- [Extracted data]:
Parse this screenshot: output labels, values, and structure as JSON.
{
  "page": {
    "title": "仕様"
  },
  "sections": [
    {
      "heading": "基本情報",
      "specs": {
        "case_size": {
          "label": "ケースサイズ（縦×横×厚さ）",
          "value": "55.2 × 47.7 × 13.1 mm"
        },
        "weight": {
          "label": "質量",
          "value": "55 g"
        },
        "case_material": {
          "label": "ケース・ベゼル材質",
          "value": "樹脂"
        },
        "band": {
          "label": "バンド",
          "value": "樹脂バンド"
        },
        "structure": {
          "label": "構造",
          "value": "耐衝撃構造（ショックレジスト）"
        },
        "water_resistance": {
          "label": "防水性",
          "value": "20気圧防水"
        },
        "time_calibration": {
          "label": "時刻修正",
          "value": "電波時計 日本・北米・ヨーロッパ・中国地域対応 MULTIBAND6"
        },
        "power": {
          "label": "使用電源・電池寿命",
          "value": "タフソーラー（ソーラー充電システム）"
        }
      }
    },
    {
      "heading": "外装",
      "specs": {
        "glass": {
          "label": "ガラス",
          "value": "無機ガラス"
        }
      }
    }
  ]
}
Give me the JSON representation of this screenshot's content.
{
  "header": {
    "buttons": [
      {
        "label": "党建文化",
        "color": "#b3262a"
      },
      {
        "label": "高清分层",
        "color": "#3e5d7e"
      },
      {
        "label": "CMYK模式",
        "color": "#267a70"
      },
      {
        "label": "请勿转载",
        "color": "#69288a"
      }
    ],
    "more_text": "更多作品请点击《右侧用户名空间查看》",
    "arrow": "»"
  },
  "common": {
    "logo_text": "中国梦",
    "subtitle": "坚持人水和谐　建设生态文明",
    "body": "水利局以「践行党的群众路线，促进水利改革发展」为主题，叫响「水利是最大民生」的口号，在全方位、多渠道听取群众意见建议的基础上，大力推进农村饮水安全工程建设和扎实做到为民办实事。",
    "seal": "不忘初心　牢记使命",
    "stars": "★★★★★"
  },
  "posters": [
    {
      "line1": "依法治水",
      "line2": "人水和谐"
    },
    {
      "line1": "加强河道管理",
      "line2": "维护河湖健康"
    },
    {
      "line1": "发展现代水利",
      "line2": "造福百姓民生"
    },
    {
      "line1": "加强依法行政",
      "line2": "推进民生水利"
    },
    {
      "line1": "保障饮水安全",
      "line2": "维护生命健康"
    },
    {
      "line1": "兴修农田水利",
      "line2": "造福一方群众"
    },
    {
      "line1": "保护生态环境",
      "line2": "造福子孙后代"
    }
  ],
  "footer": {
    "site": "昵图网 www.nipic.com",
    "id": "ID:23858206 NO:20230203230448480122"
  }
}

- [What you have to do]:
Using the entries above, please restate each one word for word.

- [Exercise answer]:
Parse this screenshot: output labels, values, and structure as JSON.
{
  "page": {
    "title": "仕様"
  },
  "sections": [
    {
      "heading": "基本情報",
      "specs": {
        "case_size": {
          "label": "ケースサイズ（縦×横×厚さ）",
          "value": "55.2 × 47.7 × 13.1 mm"
        },
        "weight": {
          "label": "質量",
          "value": "55 g"
        },
        "case_material": {
          "label": "ケース・ベゼル材質",
          "value": "樹脂"
        },
        "band": {
          "label": "バンド",
          "value": "樹脂バンド"
        },
        "structure": {
          "label": "構造",
          "value": "耐衝撃構造（ショックレジスト）"
        },
        "water_resistance": {
          "label": "防水性",
          "value": "20気圧防水"
        },
        "time_calibration": {
          "label": "時刻修正",
          "value": "電波時計 日本・北米・ヨーロッパ・中国地域対応 MULTIBAND6"
        },
        "power": {
          "label": "使用電源・電池寿命",
          "value": "タフソーラー（ソーラー充電システム）"
        }
      }
    },
    {
      "heading": "外装",
      "specs": {
        "glass": {
          "label": "ガラス",
          "value": "無機ガラス"
        }
      }
    }
  ]
}
Give me the JSON representation of this screenshot's content.
{
  "header": {
    "buttons": [
      {
        "label": "党建文化",
        "color": "#b3262a"
      },
      {
        "label": "高清分层",
        "color": "#3e5d7e"
      },
      {
        "label": "CMYK模式",
        "color": "#267a70"
      },
      {
        "label": "请勿转载",
        "color": "#69288a"
      }
    ],
    "more_text": "更多作品请点击《右侧用户名空间查看》",
    "arrow": "»"
  },
  "common": {
    "logo_text": "中国梦",
    "subtitle": "坚持人水和谐　建设生态文明",
    "body": "水利局以「践行党的群众路线，促进水利改革发展」为主题，叫响「水利是最大民生」的口号，在全方位、多渠道听取群众意见建议的基础上，大力推进农村饮水安全工程建设和扎实做到为民办实事。",
    "seal": "不忘初心　牢记使命",
    "stars": "★★★★★"
  },
  "posters": [
    {
      "line1": "依法治水",
      "line2": "人水和谐"
    },
    {
      "line1": "加强河道管理",
      "line2": "维护河湖健康"
    },
    {
      "line1": "发展现代水利",
      "line2": "造福百姓民生"
    },
    {
      "line1": "加强依法行政",
      "line2": "推进民生水利"
    },
    {
      "line1": "保障饮水安全",
      "line2": "维护生命健康"
    },
    {
      "line1": "兴修农田水利",
      "line2": "造福一方群众"
    },
    {
      "line1": "保护生态环境",
      "line2": "造福子孙后代"
    }
  ],
  "footer": {
    "site": "昵图网 www.nipic.com",
    "id": "ID:23858206 NO:20230203230448480122"
  }
}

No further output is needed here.